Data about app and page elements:

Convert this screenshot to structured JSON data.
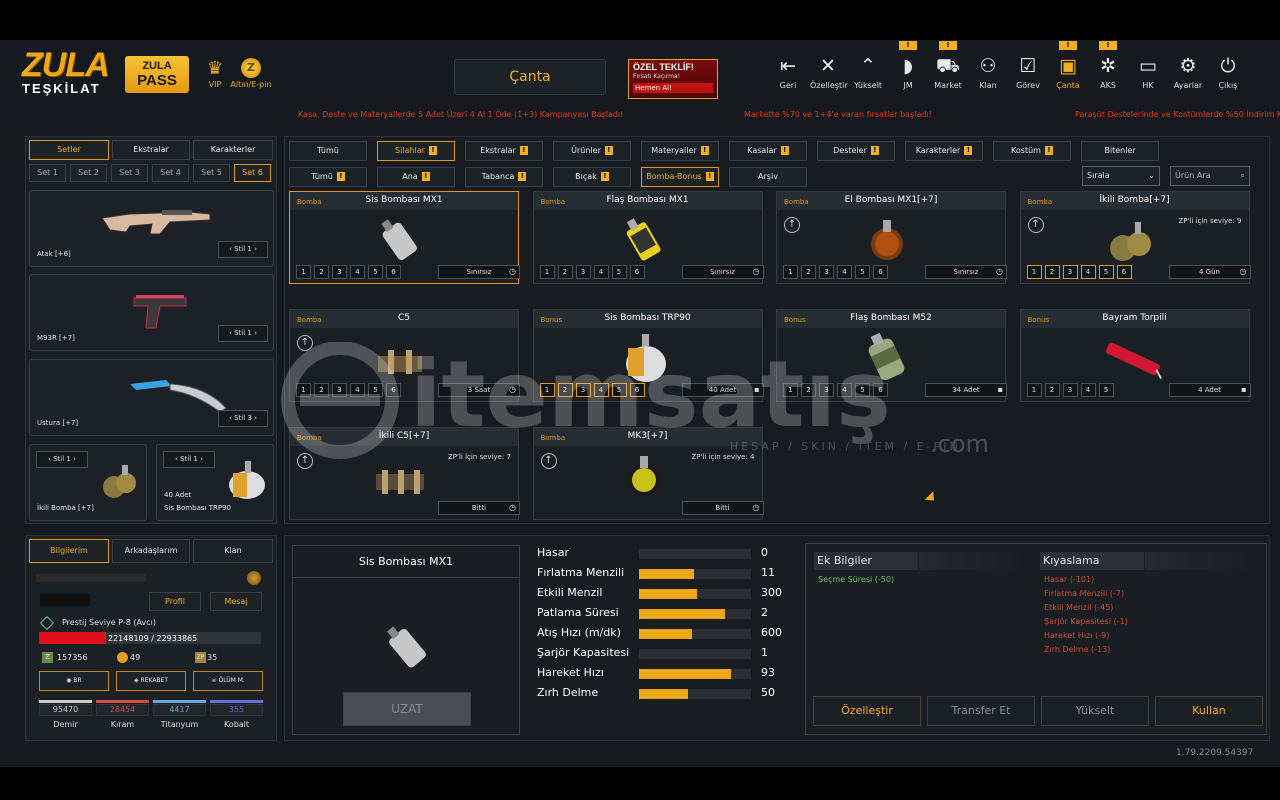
{
  "header": {
    "logo": {
      "line1": "ZULA",
      "line2": "TEŞKİLAT"
    },
    "pass": {
      "line1": "ZULA",
      "line2": "PASS"
    },
    "vip_label": "VIP",
    "coin_label": "Altın/E-pin",
    "center_title": "Çanta",
    "offer": {
      "title": "ÖZEL TEKLİF!",
      "sub": "Fırsatı Kaçırma!",
      "cta": "Hemen Al!"
    },
    "nav": [
      {
        "label": "Geri",
        "icon": "back-icon"
      },
      {
        "label": "Özelleştir",
        "icon": "tools-icon"
      },
      {
        "label": "Yükselt",
        "icon": "upgrade-icon"
      },
      {
        "label": "JM",
        "icon": "jm-icon"
      },
      {
        "label": "Market",
        "icon": "cart-icon"
      },
      {
        "label": "Klan",
        "icon": "clan-icon"
      },
      {
        "label": "Görev",
        "icon": "task-icon"
      },
      {
        "label": "Çanta",
        "icon": "bag-icon"
      },
      {
        "label": "AKS",
        "icon": "aks-icon"
      },
      {
        "label": "HK",
        "icon": "wallet-icon"
      },
      {
        "label": "Ayarlar",
        "icon": "gear-icon"
      },
      {
        "label": "Çıkış",
        "icon": "power-icon"
      }
    ],
    "alert_text": "!"
  },
  "ticker": [
    "Kasa, Deste ve Materyallerde 5 Adet Üzeri 4 Al 1 Öde (1+3) Kampanyası Başladı!",
    "Markette %70 ve 1+4'e varan fırsatlar başladı!",
    "Paraşüt Destelerinde ve Kostümlerde %50 İndirim K"
  ],
  "left": {
    "tabs": [
      "Setler",
      "Ekstralar",
      "Karakterler"
    ],
    "sets": [
      "Set 1",
      "Set 2",
      "Set 3",
      "Set 4",
      "Set 5",
      "Set 6"
    ],
    "weapons": [
      {
        "name": "Atak [+6]",
        "stil": "Stil 1"
      },
      {
        "name": "M93R [+7]",
        "stil": "Stil 1"
      },
      {
        "name": "Ustura [+7]",
        "stil": "Stil 3"
      }
    ],
    "slots": [
      {
        "name": "İkili Bomba [+7]",
        "stil": "Stil 1",
        "count": ""
      },
      {
        "name": "Sis Bombası TRP90",
        "stil": "Stil 1",
        "count": "40 Adet"
      }
    ]
  },
  "profile": {
    "tabs": [
      "Bilgilerim",
      "Arkadaşlarım",
      "Klan"
    ],
    "buttons": [
      "Profil",
      "Mesaj"
    ],
    "prestige": "Prestij Seviye P-8 (Avcı)",
    "xp": "22148109 / 22933865",
    "stats": [
      {
        "icon": "z-icon",
        "value": "157356"
      },
      {
        "icon": "coin-icon",
        "value": "49"
      },
      {
        "icon": "zp-icon",
        "value": "35"
      }
    ],
    "modes": [
      "BR",
      "REKABET",
      "ÖLÜM M."
    ],
    "resources": [
      {
        "label": "Demir",
        "value": "95470",
        "color": "#cccccc"
      },
      {
        "label": "Kıram",
        "value": "28454",
        "color": "#d04a4a"
      },
      {
        "label": "Titanyum",
        "value": "4417",
        "color": "#6aa6d8"
      },
      {
        "label": "Kobalt",
        "value": "355",
        "color": "#6a6ad8"
      }
    ]
  },
  "filters": {
    "row1": [
      {
        "label": "Tümü",
        "badge": false,
        "active": false
      },
      {
        "label": "Silahlar",
        "badge": true,
        "active": true
      },
      {
        "label": "Ekstralar",
        "badge": true,
        "active": false
      },
      {
        "label": "Ürünler",
        "badge": true,
        "active": false
      },
      {
        "label": "Materyaller",
        "badge": true,
        "active": false
      },
      {
        "label": "Kasalar",
        "badge": true,
        "active": false
      },
      {
        "label": "Desteler",
        "badge": true,
        "active": false
      },
      {
        "label": "Karakterler",
        "badge": true,
        "active": false
      },
      {
        "label": "Kostüm",
        "badge": true,
        "active": false
      },
      {
        "label": "Bitenler",
        "badge": false,
        "active": false
      }
    ],
    "row2": [
      {
        "label": "Tümü",
        "badge": true,
        "active": false
      },
      {
        "label": "Ana",
        "badge": true,
        "active": false
      },
      {
        "label": "Tabanca",
        "badge": true,
        "active": false
      },
      {
        "label": "Bıçak",
        "badge": true,
        "active": false
      },
      {
        "label": "Bomba-Bonus",
        "badge": true,
        "active": true
      },
      {
        "label": "Arşiv",
        "badge": false,
        "active": false
      }
    ],
    "sort_label": "Sırala",
    "search_placeholder": "Ürün Ara"
  },
  "items": [
    {
      "cat": "Bomba",
      "name": "Sis Bombası MX1",
      "dur": "Sınırsız",
      "durIcon": "clock-icon",
      "selected": true,
      "upgrade": false,
      "zp": "",
      "lvl": 6,
      "on": 0
    },
    {
      "cat": "Bomba",
      "name": "Flaş Bombası MX1",
      "dur": "Sınırsız",
      "durIcon": "clock-icon",
      "selected": false,
      "upgrade": false,
      "zp": "",
      "lvl": 6,
      "on": 0
    },
    {
      "cat": "Bomba",
      "name": "El Bombası MX1[+7]",
      "dur": "Sınırsız",
      "durIcon": "clock-icon",
      "selected": false,
      "upgrade": true,
      "zp": "",
      "lvl": 6,
      "on": 0
    },
    {
      "cat": "Bomba",
      "name": "İkili Bomba[+7]",
      "dur": "4 Gün",
      "durIcon": "clock-icon",
      "selected": false,
      "upgrade": true,
      "zp": "ZP'li için seviye: 9",
      "lvl": 6,
      "on": 6
    },
    {
      "cat": "Bomba",
      "name": "C5",
      "dur": "3 Saat",
      "durIcon": "clock-icon",
      "selected": false,
      "upgrade": true,
      "zp": "",
      "lvl": 6,
      "on": 0
    },
    {
      "cat": "Bonus",
      "name": "Sis Bombası TRP90",
      "dur": "40 Adet",
      "durIcon": "box-icon",
      "selected": false,
      "upgrade": false,
      "zp": "",
      "lvl": 6,
      "on": 6
    },
    {
      "cat": "Bonus",
      "name": "Flaş Bombası M52",
      "dur": "34 Adet",
      "durIcon": "box-icon",
      "selected": false,
      "upgrade": false,
      "zp": "",
      "lvl": 6,
      "on": 0
    },
    {
      "cat": "Bonus",
      "name": "Bayram Torpili",
      "dur": "4 Adet",
      "durIcon": "box-icon",
      "selected": false,
      "upgrade": false,
      "zp": "",
      "lvl": 5,
      "on": 0
    },
    {
      "cat": "Bomba",
      "name": "İkili C5[+7]",
      "dur": "Bitti",
      "durIcon": "clock-icon",
      "selected": false,
      "upgrade": true,
      "zp": "ZP'li için seviye: 7",
      "lvl": 0,
      "on": 0
    },
    {
      "cat": "Bomba",
      "name": "MK3[+7]",
      "dur": "Bitti",
      "durIcon": "clock-icon",
      "selected": false,
      "upgrade": true,
      "zp": "ZP'li için seviye: 4",
      "lvl": 0,
      "on": 0
    }
  ],
  "detail": {
    "name": "Sis Bombası MX1",
    "extend_button": "UZAT",
    "stats": [
      {
        "label": "Hasar",
        "value": "0",
        "fill": 0.0
      },
      {
        "label": "Fırlatma Menzili",
        "value": "11",
        "fill": 0.49
      },
      {
        "label": "Etkili Menzil",
        "value": "300",
        "fill": 0.52
      },
      {
        "label": "Patlama Süresi",
        "value": "2",
        "fill": 0.77
      },
      {
        "label": "Atış Hızı (m/dk)",
        "value": "600",
        "fill": 0.47
      },
      {
        "label": "Şarjör Kapasitesi",
        "value": "1",
        "fill": 0.0
      },
      {
        "label": "Hareket Hızı",
        "value": "93",
        "fill": 0.82
      },
      {
        "label": "Zırh Delme",
        "value": "50",
        "fill": 0.44
      }
    ]
  },
  "info": {
    "extra_title": "Ek Bilgiler",
    "extra": [
      "Seçme Süresi (-50)"
    ],
    "compare_title": "Kıyaslama",
    "compare": [
      "Hasar (-101)",
      "Fırlatma Menzili (-7)",
      "Etkili Menzil (-45)",
      "Şarjör Kapasitesi (-1)",
      "Hareket Hızı (-9)",
      "Zırh Delme (-13)"
    ]
  },
  "actions": [
    {
      "label": "Özelleştir",
      "active": true
    },
    {
      "label": "Transfer Et",
      "active": false
    },
    {
      "label": "Yükselt",
      "active": false
    },
    {
      "label": "Kullan",
      "active": true
    }
  ],
  "watermark": {
    "main": "itemsatış",
    "sub": "HESAP / SKIN / ITEM / E-PIN",
    "suffix": ".com"
  },
  "version": "1.79.2209.54397"
}
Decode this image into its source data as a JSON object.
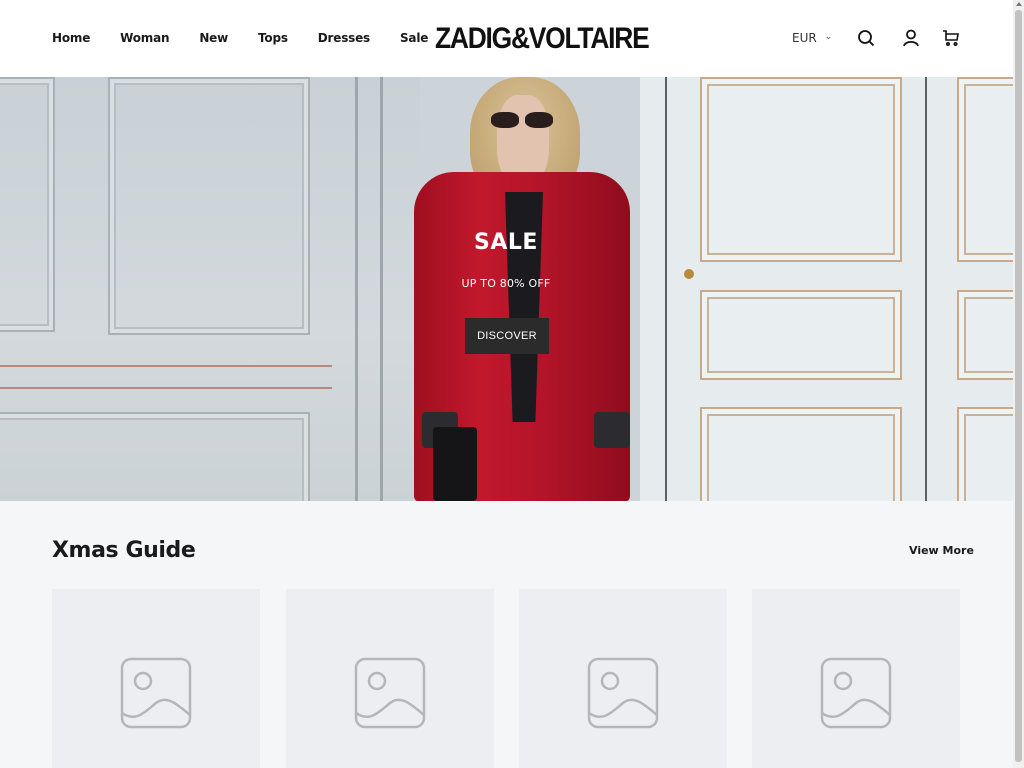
{
  "header": {
    "nav": [
      {
        "label": "Home"
      },
      {
        "label": "Woman"
      },
      {
        "label": "New"
      },
      {
        "label": "Tops"
      },
      {
        "label": "Dresses"
      },
      {
        "label": "Sale"
      }
    ],
    "logo": "ZADIG&VOLTAIRE",
    "currency": {
      "selected": "EUR",
      "icon": "chevron-down-icon"
    },
    "icons": [
      "search-icon",
      "user-icon",
      "cart-icon"
    ]
  },
  "hero": {
    "title": "SALE",
    "subtitle": "UP TO 80% OFF",
    "cta_label": "DISCOVER",
    "image_alt": "Model in red velvet suit in front of paneled white doors"
  },
  "section": {
    "title": "Xmas Guide",
    "view_more_label": "View More",
    "cards": [
      {
        "image": "image-placeholder-icon"
      },
      {
        "image": "image-placeholder-icon"
      },
      {
        "image": "image-placeholder-icon"
      },
      {
        "image": "image-placeholder-icon"
      }
    ]
  },
  "colors": {
    "button_bg": "#2b2b2b",
    "page_bg": "#f5f6f8",
    "card_bg": "#eceef1",
    "accent_red": "#b3142a"
  }
}
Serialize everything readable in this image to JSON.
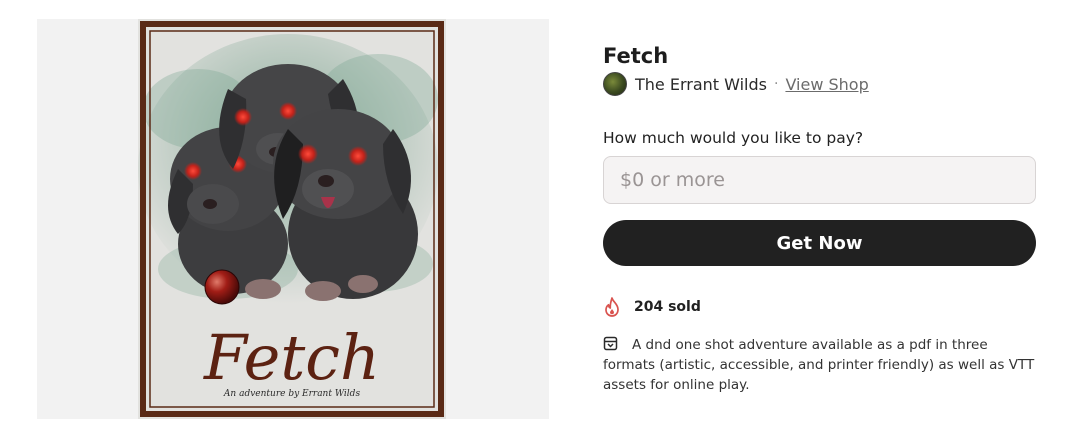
{
  "product": {
    "title": "Fetch",
    "cover": {
      "title_text": "Fetch",
      "byline": "An adventure by Errant Wilds"
    }
  },
  "seller": {
    "name": "The Errant Wilds",
    "separator": "·",
    "view_shop_label": "View Shop"
  },
  "purchase": {
    "pay_label": "How much would you like to pay?",
    "pay_placeholder": "$0 or more",
    "pay_value": "",
    "cta_label": "Get Now"
  },
  "stats": {
    "sold_text": "204 sold"
  },
  "description": {
    "text": "A dnd one shot adventure available as a pdf in three formats (artistic, accessible, and printer friendly) as well as VTT assets for online play."
  },
  "icons": {
    "sold": "flame-icon",
    "description": "box-icon"
  },
  "colors": {
    "cta_background": "#212121",
    "sold_icon": "#d9534f",
    "cover_border": "#5a2a16",
    "cover_title": "#5c2212"
  }
}
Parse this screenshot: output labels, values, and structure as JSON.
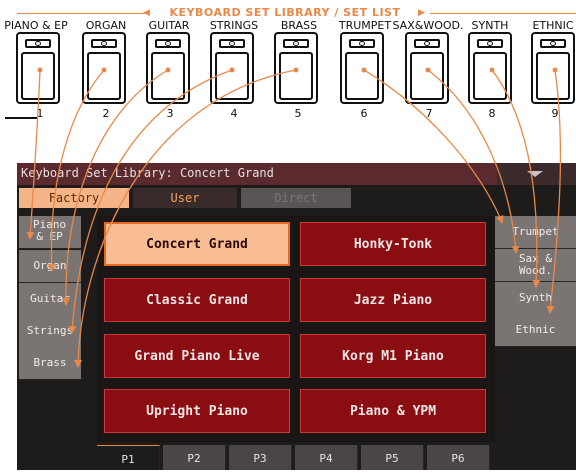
{
  "banner": {
    "text": "KEYBOARD SET LIBRARY / SET LIST"
  },
  "categories": [
    "PIANO & EP",
    "ORGAN",
    "GUITAR",
    "STRINGS",
    "BRASS",
    "TRUMPET",
    "SAX&WOOD.",
    "SYNTH",
    "ETHNIC"
  ],
  "key_numbers": [
    "1",
    "2",
    "3",
    "4",
    "5",
    "6",
    "7",
    "8",
    "9"
  ],
  "screen": {
    "title": "Keyboard Set Library: Concert Grand",
    "tabs": [
      {
        "label": "Factory",
        "state": "selected"
      },
      {
        "label": "User",
        "state": "normal"
      },
      {
        "label": "Direct",
        "state": "disabled"
      }
    ],
    "left_categories": [
      "Piano\n& EP",
      "Organ",
      "Guitar",
      "Strings",
      "Brass"
    ],
    "right_categories": [
      "Trumpet",
      "Sax &\nWood.",
      "Synth",
      "Ethnic"
    ],
    "sounds": [
      {
        "label": "Concert Grand",
        "selected": true
      },
      {
        "label": "Honky-Tonk",
        "selected": false
      },
      {
        "label": "Classic Grand",
        "selected": false
      },
      {
        "label": "Jazz Piano",
        "selected": false
      },
      {
        "label": "Grand Piano Live",
        "selected": false
      },
      {
        "label": "Korg M1 Piano",
        "selected": false
      },
      {
        "label": "Upright Piano",
        "selected": false
      },
      {
        "label": "Piano & YPM",
        "selected": false
      }
    ],
    "pages": [
      "P1",
      "P2",
      "P3",
      "P4",
      "P5",
      "P6"
    ],
    "selected_page": "P1"
  },
  "colors": {
    "accent": "#e8894a",
    "sound_button": "#8a0d12",
    "sound_selected": "#f9bd94",
    "side_button": "#7a7572",
    "title_bar": "#5a2a2e"
  }
}
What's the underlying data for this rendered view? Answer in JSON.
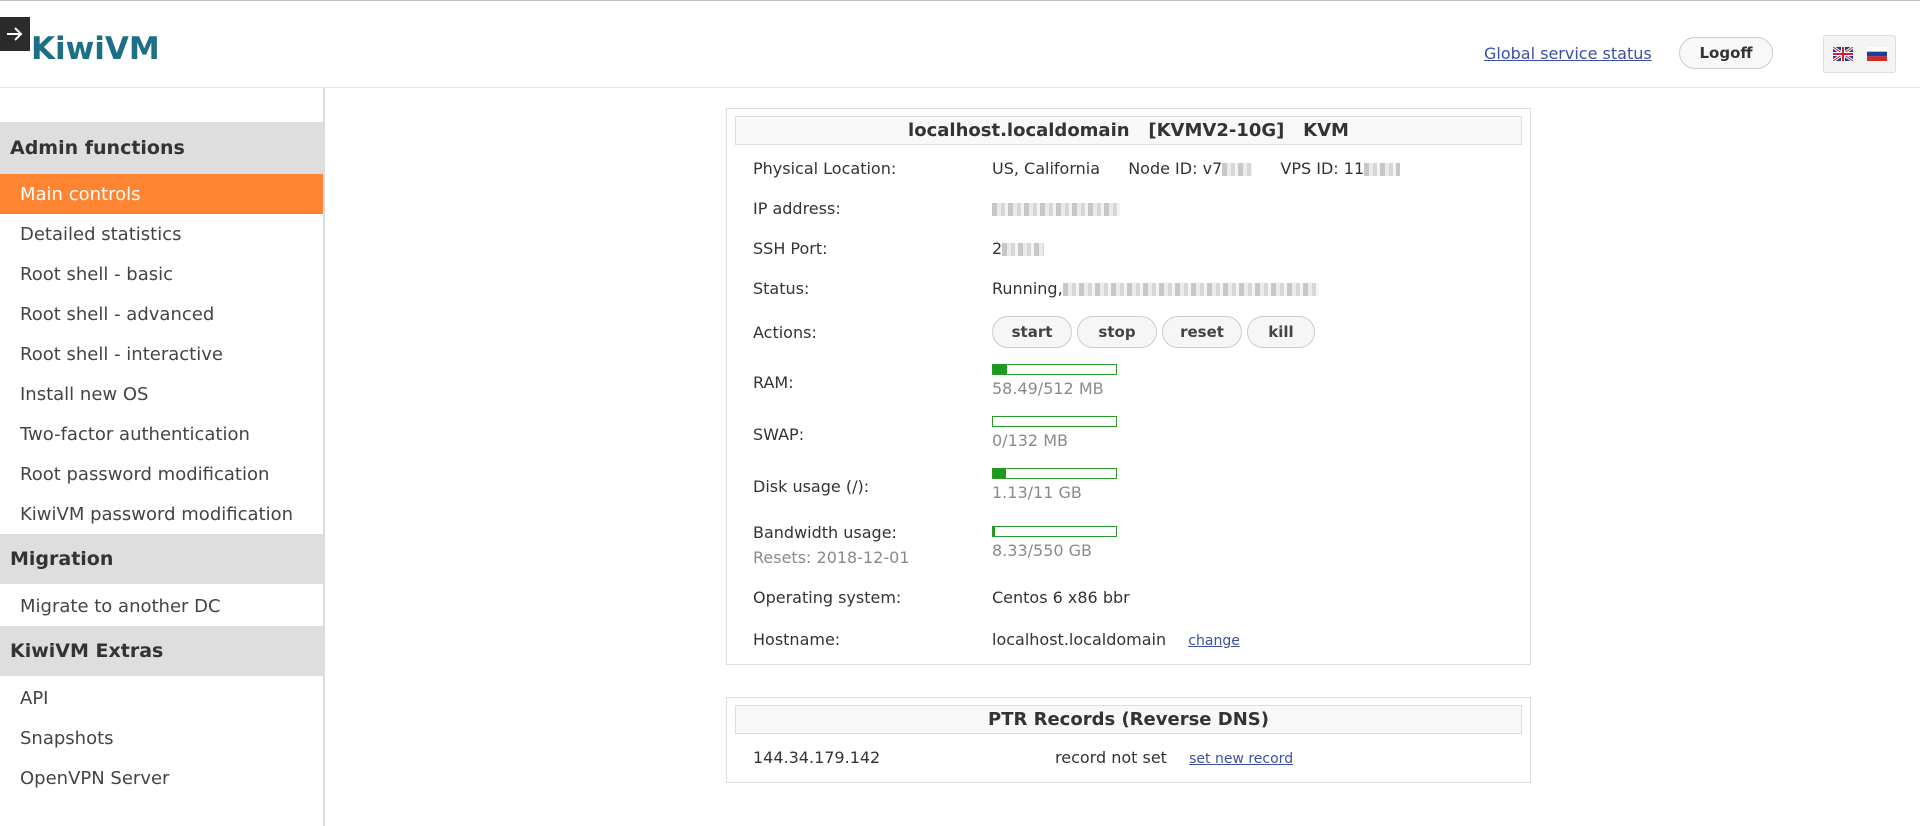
{
  "header": {
    "logo_text": "KiwiVM",
    "global_status_link": "Global service status",
    "logoff_label": "Logoff",
    "languages": [
      "en-flag-icon",
      "ru-flag-icon"
    ]
  },
  "sidebar": {
    "sections": [
      {
        "title": "Admin functions",
        "items": [
          {
            "label": "Main controls",
            "active": true
          },
          {
            "label": "Detailed statistics"
          },
          {
            "label": "Root shell - basic"
          },
          {
            "label": "Root shell - advanced"
          },
          {
            "label": "Root shell - interactive"
          },
          {
            "label": "Install new OS"
          },
          {
            "label": "Two-factor authentication"
          },
          {
            "label": "Root password modification"
          },
          {
            "label": "KiwiVM password modification"
          }
        ]
      },
      {
        "title": "Migration",
        "items": [
          {
            "label": "Migrate to another DC"
          }
        ]
      },
      {
        "title": "KiwiVM Extras",
        "items": [
          {
            "label": "API"
          },
          {
            "label": "Snapshots"
          },
          {
            "label": "OpenVPN Server"
          }
        ]
      }
    ]
  },
  "main_panel": {
    "title": "localhost.localdomain   [KVMV2-10G]   KVM",
    "location": {
      "label": "Physical Location:",
      "value": "US, California",
      "node_label": "Node ID: v7",
      "vps_label": "VPS ID: 11"
    },
    "ip": {
      "label": "IP address:"
    },
    "ssh": {
      "label": "SSH Port:",
      "value_prefix": "2"
    },
    "status": {
      "label": "Status:",
      "value_prefix": "Running,"
    },
    "actions": {
      "label": "Actions:",
      "buttons": [
        "start",
        "stop",
        "reset",
        "kill"
      ]
    },
    "ram": {
      "label": "RAM:",
      "text": "58.49/512 MB",
      "fraction": 0.114
    },
    "swap": {
      "label": "SWAP:",
      "text": "0/132 MB",
      "fraction": 0.0
    },
    "disk": {
      "label": "Disk usage (/):",
      "text": "1.13/11 GB",
      "fraction": 0.103
    },
    "bandwidth": {
      "label": "Bandwidth usage:",
      "resets": "Resets: 2018-12-01",
      "text": "8.33/550 GB",
      "fraction": 0.015
    },
    "os": {
      "label": "Operating system:",
      "value": "Centos 6 x86 bbr"
    },
    "hostname": {
      "label": "Hostname:",
      "value": "localhost.localdomain",
      "change_link": "change"
    }
  },
  "ptr_panel": {
    "title": "PTR Records (Reverse DNS)",
    "ip": "144.34.179.142",
    "status": "record not set",
    "link": "set new record"
  },
  "colors": {
    "accent": "#ff8533",
    "bar_green": "#1b9a1b",
    "logo": "#1b6f86"
  }
}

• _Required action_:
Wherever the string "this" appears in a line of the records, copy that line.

• _Finished exercise_:
Convert this screenshot to structured JSON data.
Decode this image into its source data as a JSON object.
Serialize everything readable in this image to JSON.
Parse this screenshot: output labels, values, and structure as JSON.
What's the underlying data for this rendered view? Answer in JSON.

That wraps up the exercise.